As the balance sheet burns
The New York Fed has a long and very useful report on its balance sheet. One relatively minor excerpt, concerning their projections for the future:
The baseline paths for the federal funds rate and longer-term interest rates are drawn from responses to the March Desk Surveys. In these surveys, the median expected level of the effective federal funds rate is assumed to rise to 2.625 percent by year-end 2024 and to fall to 2.25 percent in the longer term. In the surveys, the ten-year Treasury yield and thirty-year fixed primary mortgage rates rise to 2.5 percent and 4.4 percent, respectively, in the longer run.

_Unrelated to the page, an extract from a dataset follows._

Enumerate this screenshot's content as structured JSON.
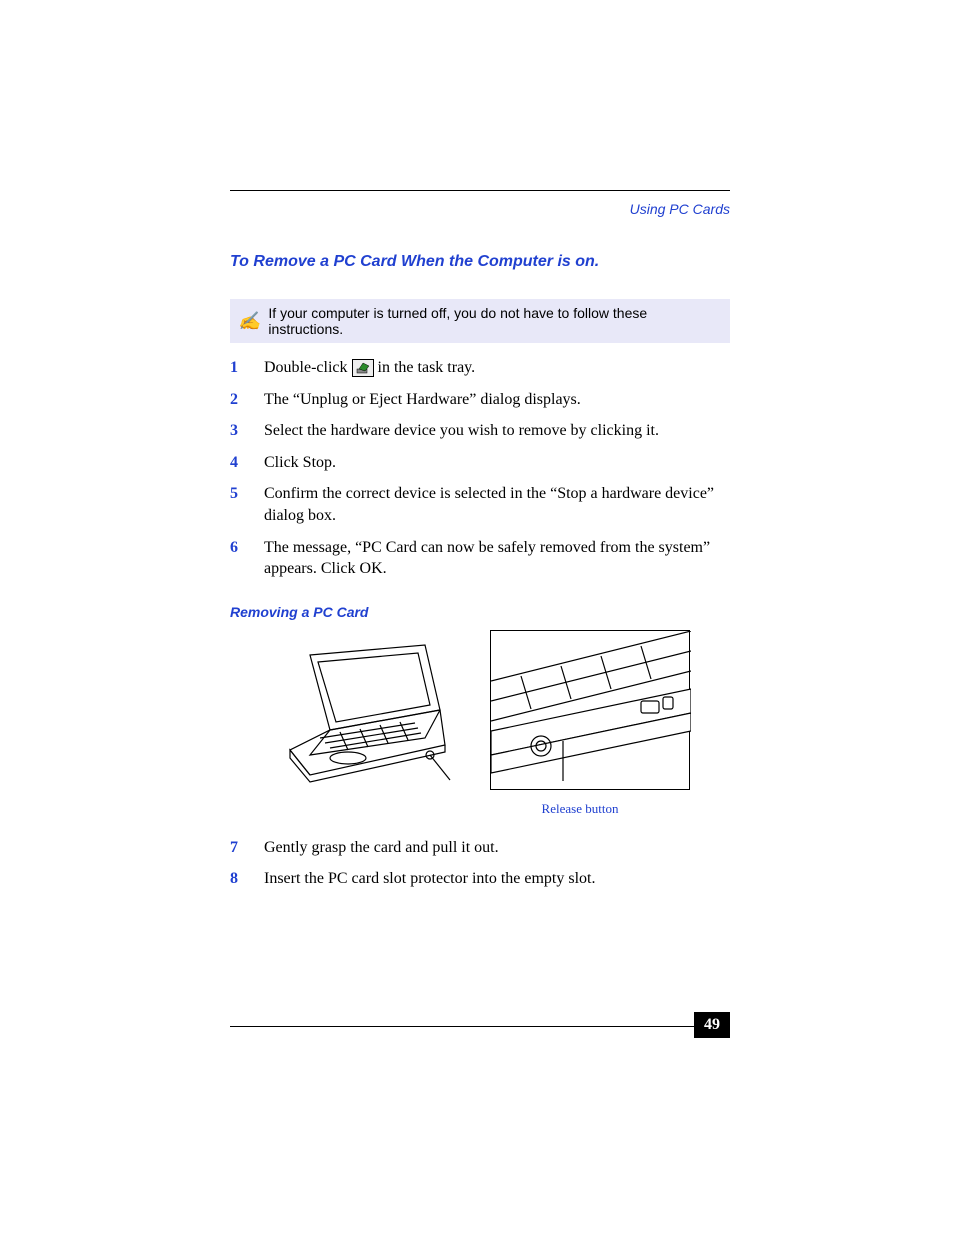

The mortgage rate as of May 26 was already at 5.1 percent, which is above the long-run projection. For background, I suggest going back and reading my original Three Central Banks post.
As I read it, the Fed’s balance sheet is going to shrink only a bit for the next few years, and then keep growing forever after that. If I understand correctly, this means remaining at “crisis levels” (i.e., the levels attained as the Fed responded to the 2008 financial crisis and the 2020 COVID crisis) pretty much forever. A classic Higgsian ratchet.